Record excerpts –
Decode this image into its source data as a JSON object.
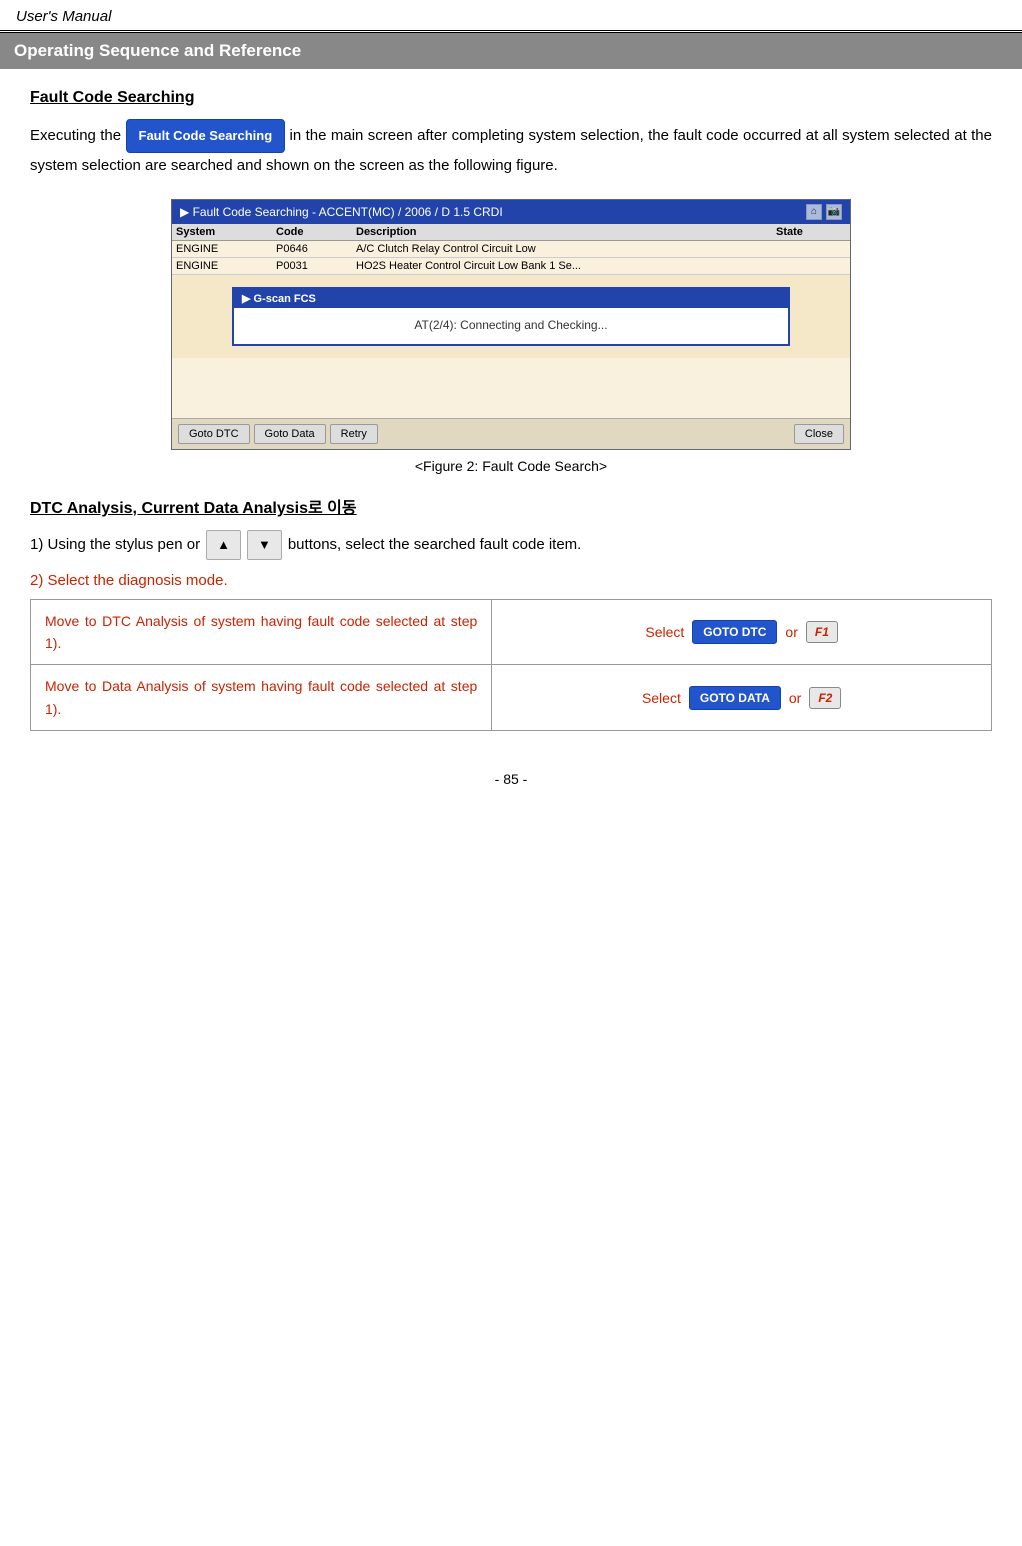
{
  "header": {
    "title": "User's Manual"
  },
  "section": {
    "title": "Operating Sequence and Reference"
  },
  "fault_code": {
    "heading": "Fault Code Searching",
    "button_label": "Fault Code Searching",
    "intro": "Executing the",
    "intro_after": "in the main screen after completing system selection, the fault code occurred at all system selected at the system selection are searched and shown on the screen as the following figure."
  },
  "screenshot": {
    "titlebar": "▶ Fault Code Searching - ACCENT(MC) / 2006 / D 1.5 CRDI",
    "columns": [
      "System",
      "Code",
      "Description",
      "State"
    ],
    "rows": [
      [
        "ENGINE",
        "P0646",
        "A/C Clutch Relay Control Circuit Low",
        ""
      ],
      [
        "ENGINE",
        "P0031",
        "HO2S Heater Control Circuit Low Bank 1  Se...",
        ""
      ]
    ],
    "dialog_title": "▶ G-scan FCS",
    "dialog_body": "AT(2/4): Connecting and Checking...",
    "buttons": [
      "Goto DTC",
      "Goto Data",
      "Retry",
      "",
      "Close"
    ]
  },
  "figure_caption": "<Figure 2: Fault Code Search>",
  "dtc_section": {
    "title": "DTC Analysis, Current Data Analysis로  이동",
    "step1_prefix": "1)  Using the stylus pen or",
    "step1_suffix": "buttons, select the searched fault code item.",
    "step2": "2) Select the diagnosis mode."
  },
  "table": {
    "rows": [
      {
        "left": "Move  to  DTC  Analysis  of  system having fault code selected at step 1).",
        "select_label": "Select",
        "goto_label": "GOTO DTC",
        "or_label": "or",
        "f_label": "F1"
      },
      {
        "left": "Move  to  Data  Analysis  of  system having fault code selected at step 1).",
        "select_label": "Select",
        "goto_label": "GOTO DATA",
        "or_label": "or",
        "f_label": "F2"
      }
    ]
  },
  "footer": {
    "page_label": "- 85 -"
  },
  "icons": {
    "up_arrow": "▲",
    "down_arrow": "▼",
    "home_icon": "⌂",
    "camera_icon": "📷"
  }
}
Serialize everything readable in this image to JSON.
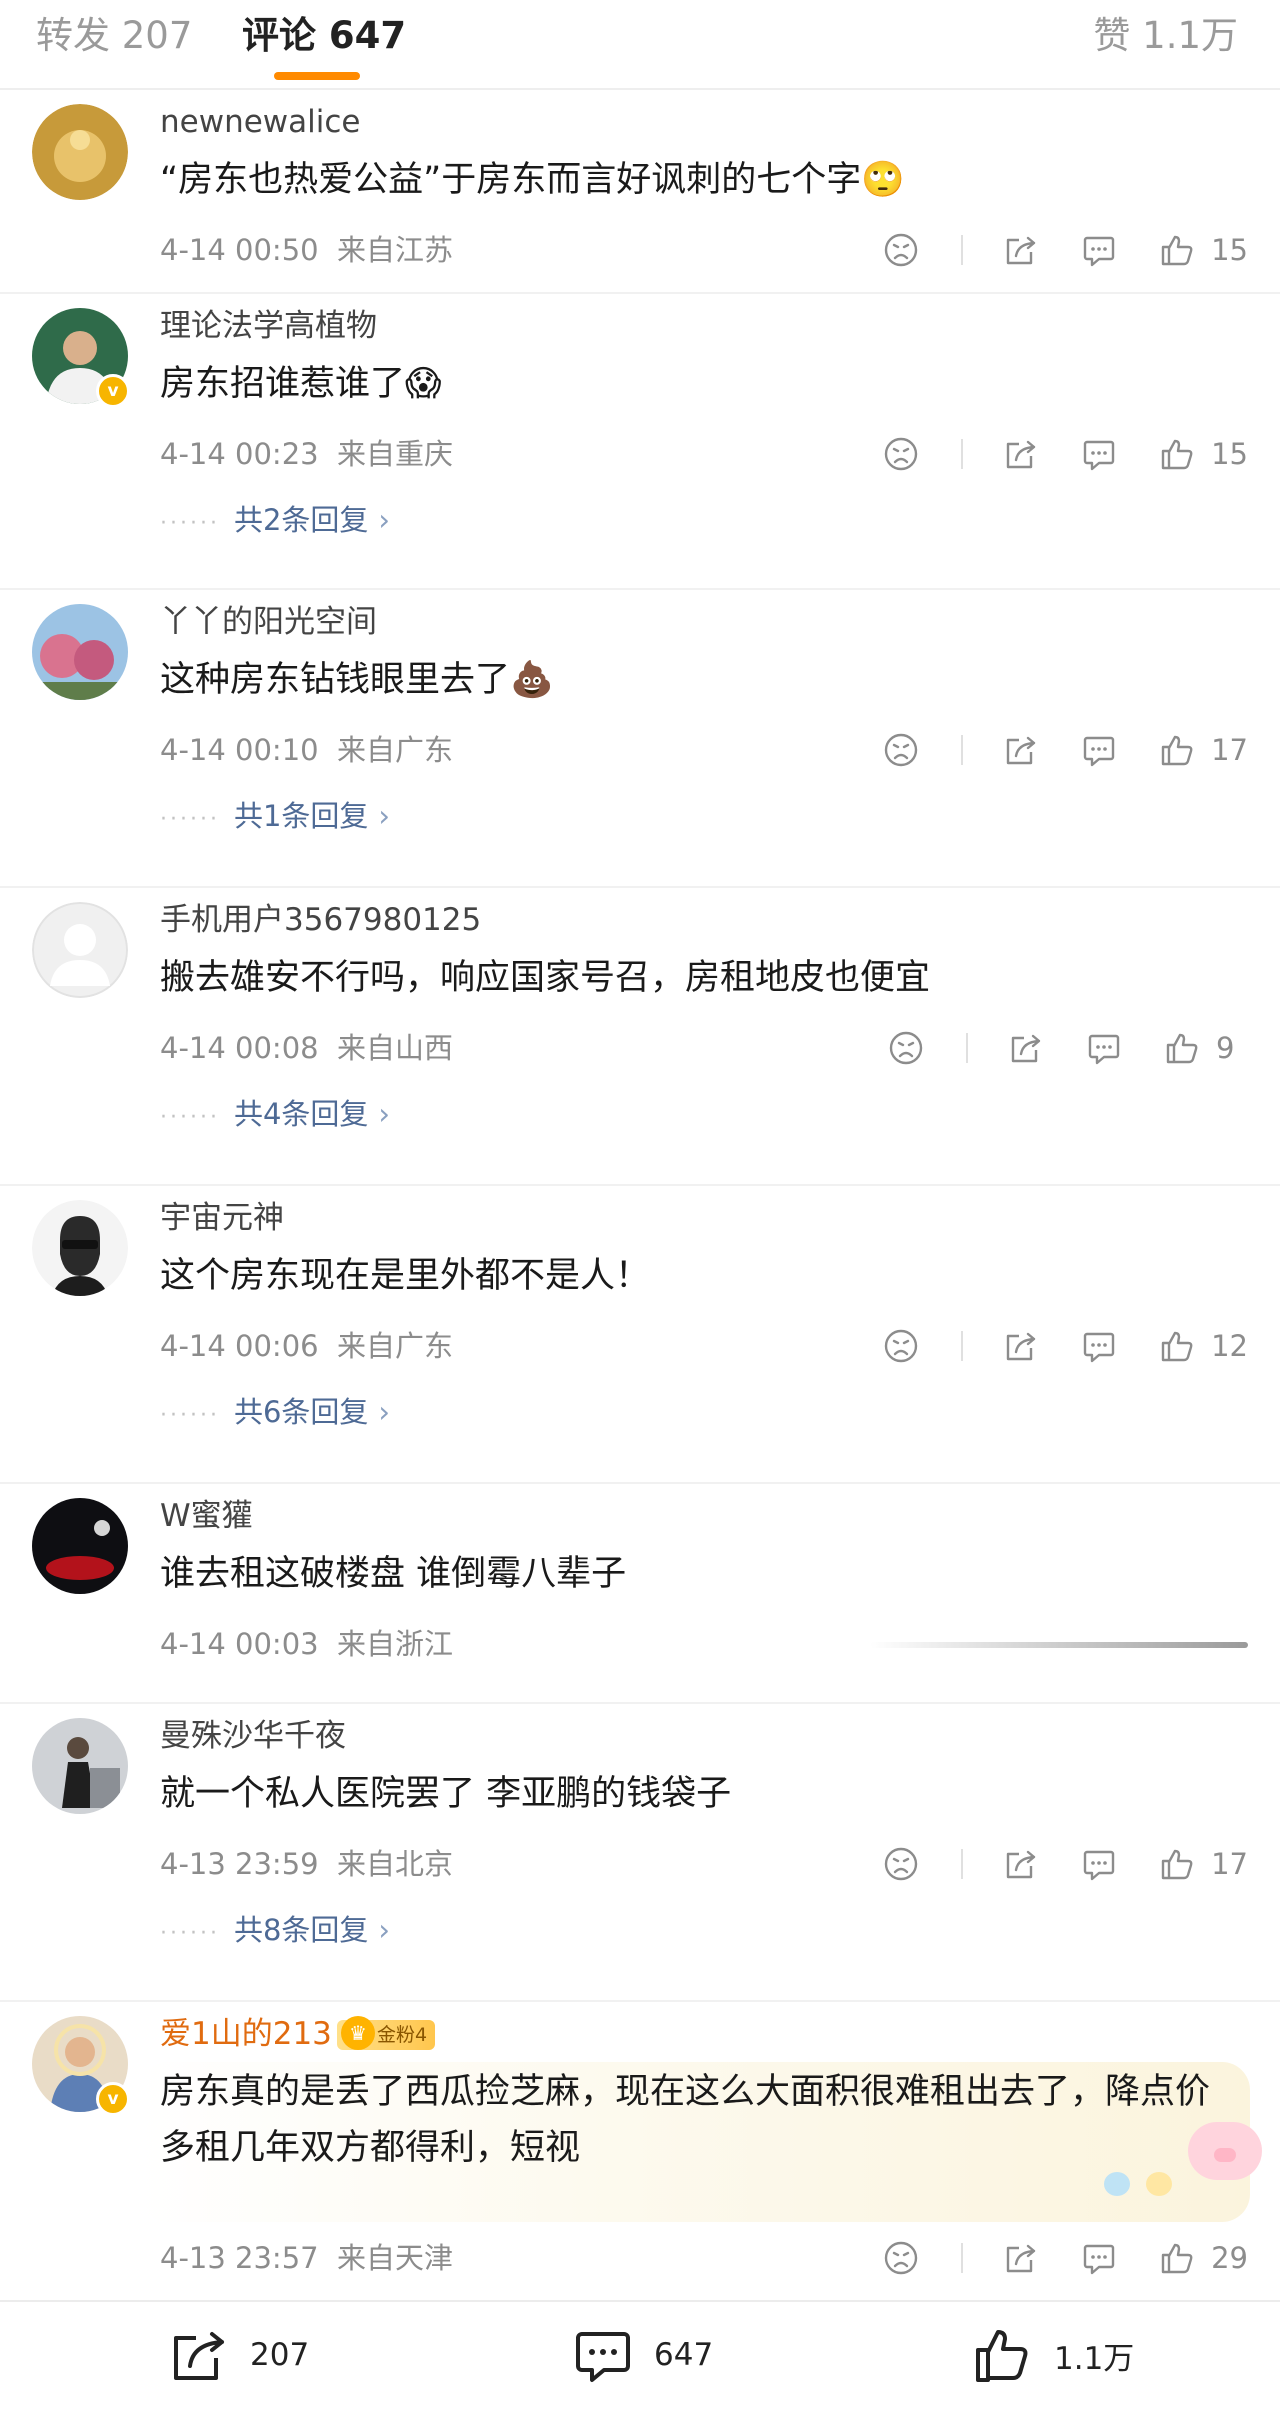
{
  "tabs": {
    "repost": "转发 207",
    "comments": "评论 647",
    "likes": "赞 1.1万"
  },
  "comments": [
    {
      "username": "newnewalice",
      "text": "“房东也热爱公益”于房东而言好讽刺的七个字🙄",
      "time": "4-14 00:50",
      "location": "来自江苏",
      "likes": "15"
    },
    {
      "username": "理论法学高植物",
      "text": "房东招谁惹谁了😱",
      "time": "4-14 00:23",
      "location": "来自重庆",
      "likes": "15",
      "replies": "共2条回复"
    },
    {
      "username": "丫丫的阳光空间",
      "text": "这种房东钻钱眼里去了💩",
      "time": "4-14 00:10",
      "location": "来自广东",
      "likes": "17",
      "replies": "共1条回复"
    },
    {
      "username": "手机用户3567980125",
      "text": "搬去雄安不行吗，响应国家号召，房租地皮也便宜",
      "time": "4-14 00:08",
      "location": "来自山西",
      "likes": "9",
      "replies": "共4条回复"
    },
    {
      "username": "宇宙元神",
      "text": "这个房东现在是里外都不是人！",
      "time": "4-14 00:06",
      "location": "来自广东",
      "likes": "12",
      "replies": "共6条回复"
    },
    {
      "username": "W蜜獾",
      "text": "谁去租这破楼盘 谁倒霉八辈子",
      "time": "4-14 00:03",
      "location": "来自浙江"
    },
    {
      "username": "曼殊沙华千夜",
      "text": "就一个私人医院罢了 李亚鹏的钱袋子",
      "time": "4-13 23:59",
      "location": "来自北京",
      "likes": "17",
      "replies": "共8条回复"
    },
    {
      "username": "爱1山的213",
      "fan_badge": "金粉4",
      "text": "房东真的是丢了西瓜捡芝麻，现在这么大面积很难租出去了，降点价多租几年双方都得利，短视",
      "time": "4-13 23:57",
      "location": "来自天津",
      "likes": "29"
    }
  ],
  "bottom_bar": {
    "repost_count": "207",
    "comment_count": "647",
    "like_count": "1.1万"
  },
  "icons": [
    "dislike-icon",
    "share-icon",
    "comment-icon",
    "like-icon",
    "chevron-right-icon",
    "verified-icon",
    "crown-icon"
  ],
  "colors": {
    "accent": "#ff8a00",
    "link": "#4e6a95",
    "meta": "#8c8c8c",
    "verified": "#f7b500",
    "gold_name": "#e06b10"
  }
}
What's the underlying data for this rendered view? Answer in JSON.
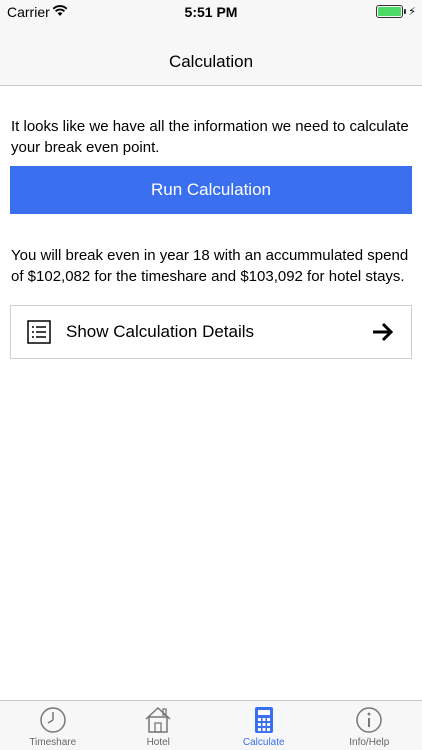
{
  "status_bar": {
    "carrier": "Carrier",
    "time": "5:51 PM"
  },
  "nav": {
    "title": "Calculation"
  },
  "intro": "It looks like we have all the information we need to calculate your break even point.",
  "run_button_label": "Run Calculation",
  "result": "You will break even in year 18 with an accummulated spend of $102,082 for the timeshare and $103,092 for hotel stays.",
  "details": {
    "label": "Show Calculation Details",
    "icon": "list-icon",
    "arrow": "arrow-right-icon"
  },
  "tabs": [
    {
      "label": "Timeshare",
      "icon": "clock-icon",
      "active": false
    },
    {
      "label": "Hotel",
      "icon": "house-icon",
      "active": false
    },
    {
      "label": "Calculate",
      "icon": "calculator-icon",
      "active": true
    },
    {
      "label": "Info/Help",
      "icon": "info-icon",
      "active": false
    }
  ],
  "colors": {
    "accent": "#3a6ff0",
    "battery": "#4cd964",
    "bar_background": "#f7f7f7"
  }
}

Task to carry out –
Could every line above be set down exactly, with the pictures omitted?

Exercise answer –
Decode this image into its source data as a JSON object.
{
  "header": {
    "title": "User's Manual"
  },
  "section": {
    "title": "Operating Sequence and Reference"
  },
  "fault_code": {
    "heading": "Fault Code Searching",
    "button_label": "Fault Code Searching",
    "intro": "Executing the",
    "intro_after": "in the main screen after completing system selection, the fault code occurred at all system selected at the system selection are searched and shown on the screen as the following figure."
  },
  "screenshot": {
    "titlebar": "▶ Fault Code Searching - ACCENT(MC) / 2006 / D 1.5 CRDI",
    "columns": [
      "System",
      "Code",
      "Description",
      "State"
    ],
    "rows": [
      [
        "ENGINE",
        "P0646",
        "A/C Clutch Relay Control Circuit Low",
        ""
      ],
      [
        "ENGINE",
        "P0031",
        "HO2S Heater Control Circuit Low Bank 1  Se...",
        ""
      ]
    ],
    "dialog_title": "▶ G-scan FCS",
    "dialog_body": "AT(2/4): Connecting and Checking...",
    "buttons": [
      "Goto DTC",
      "Goto Data",
      "Retry",
      "",
      "Close"
    ]
  },
  "figure_caption": "<Figure 2: Fault Code Search>",
  "dtc_section": {
    "title": "DTC Analysis, Current Data Analysis로  이동",
    "step1_prefix": "1)  Using the stylus pen or",
    "step1_suffix": "buttons, select the searched fault code item.",
    "step2": "2) Select the diagnosis mode."
  },
  "table": {
    "rows": [
      {
        "left": "Move  to  DTC  Analysis  of  system having fault code selected at step 1).",
        "select_label": "Select",
        "goto_label": "GOTO DTC",
        "or_label": "or",
        "f_label": "F1"
      },
      {
        "left": "Move  to  Data  Analysis  of  system having fault code selected at step 1).",
        "select_label": "Select",
        "goto_label": "GOTO DATA",
        "or_label": "or",
        "f_label": "F2"
      }
    ]
  },
  "footer": {
    "page_label": "- 85 -"
  },
  "icons": {
    "up_arrow": "▲",
    "down_arrow": "▼",
    "home_icon": "⌂",
    "camera_icon": "📷"
  }
}
Serialize everything readable in this image to JSON.
{
  "tabs": {
    "repost": "转发 207",
    "comments": "评论 647",
    "likes": "赞 1.1万"
  },
  "comments": [
    {
      "username": "newnewalice",
      "text": "“房东也热爱公益”于房东而言好讽刺的七个字🙄",
      "time": "4-14 00:50",
      "location": "来自江苏",
      "likes": "15"
    },
    {
      "username": "理论法学高植物",
      "text": "房东招谁惹谁了😱",
      "time": "4-14 00:23",
      "location": "来自重庆",
      "likes": "15",
      "replies": "共2条回复"
    },
    {
      "username": "丫丫的阳光空间",
      "text": "这种房东钻钱眼里去了💩",
      "time": "4-14 00:10",
      "location": "来自广东",
      "likes": "17",
      "replies": "共1条回复"
    },
    {
      "username": "手机用户3567980125",
      "text": "搬去雄安不行吗，响应国家号召，房租地皮也便宜",
      "time": "4-14 00:08",
      "location": "来自山西",
      "likes": "9",
      "replies": "共4条回复"
    },
    {
      "username": "宇宙元神",
      "text": "这个房东现在是里外都不是人！",
      "time": "4-14 00:06",
      "location": "来自广东",
      "likes": "12",
      "replies": "共6条回复"
    },
    {
      "username": "W蜜獾",
      "text": "谁去租这破楼盘 谁倒霉八辈子",
      "time": "4-14 00:03",
      "location": "来自浙江"
    },
    {
      "username": "曼殊沙华千夜",
      "text": "就一个私人医院罢了 李亚鹏的钱袋子",
      "time": "4-13 23:59",
      "location": "来自北京",
      "likes": "17",
      "replies": "共8条回复"
    },
    {
      "username": "爱1山的213",
      "fan_badge": "金粉4",
      "text": "房东真的是丢了西瓜捡芝麻，现在这么大面积很难租出去了，降点价多租几年双方都得利，短视",
      "time": "4-13 23:57",
      "location": "来自天津",
      "likes": "29"
    }
  ],
  "bottom_bar": {
    "repost_count": "207",
    "comment_count": "647",
    "like_count": "1.1万"
  },
  "icons": [
    "dislike-icon",
    "share-icon",
    "comment-icon",
    "like-icon",
    "chevron-right-icon",
    "verified-icon",
    "crown-icon"
  ],
  "colors": {
    "accent": "#ff8a00",
    "link": "#4e6a95",
    "meta": "#8c8c8c",
    "verified": "#f7b500",
    "gold_name": "#e06b10"
  }
}
What's the underlying data for this rendered view? Answer in JSON.
{
  "status_bar": {
    "carrier": "Carrier",
    "time": "5:51 PM"
  },
  "nav": {
    "title": "Calculation"
  },
  "intro": "It looks like we have all the information we need to calculate your break even point.",
  "run_button_label": "Run Calculation",
  "result": "You will break even in year 18 with an accummulated spend of $102,082 for the timeshare and $103,092 for hotel stays.",
  "details": {
    "label": "Show Calculation Details",
    "icon": "list-icon",
    "arrow": "arrow-right-icon"
  },
  "tabs": [
    {
      "label": "Timeshare",
      "icon": "clock-icon",
      "active": false
    },
    {
      "label": "Hotel",
      "icon": "house-icon",
      "active": false
    },
    {
      "label": "Calculate",
      "icon": "calculator-icon",
      "active": true
    },
    {
      "label": "Info/Help",
      "icon": "info-icon",
      "active": false
    }
  ],
  "colors": {
    "accent": "#3a6ff0",
    "battery": "#4cd964",
    "bar_background": "#f7f7f7"
  }
}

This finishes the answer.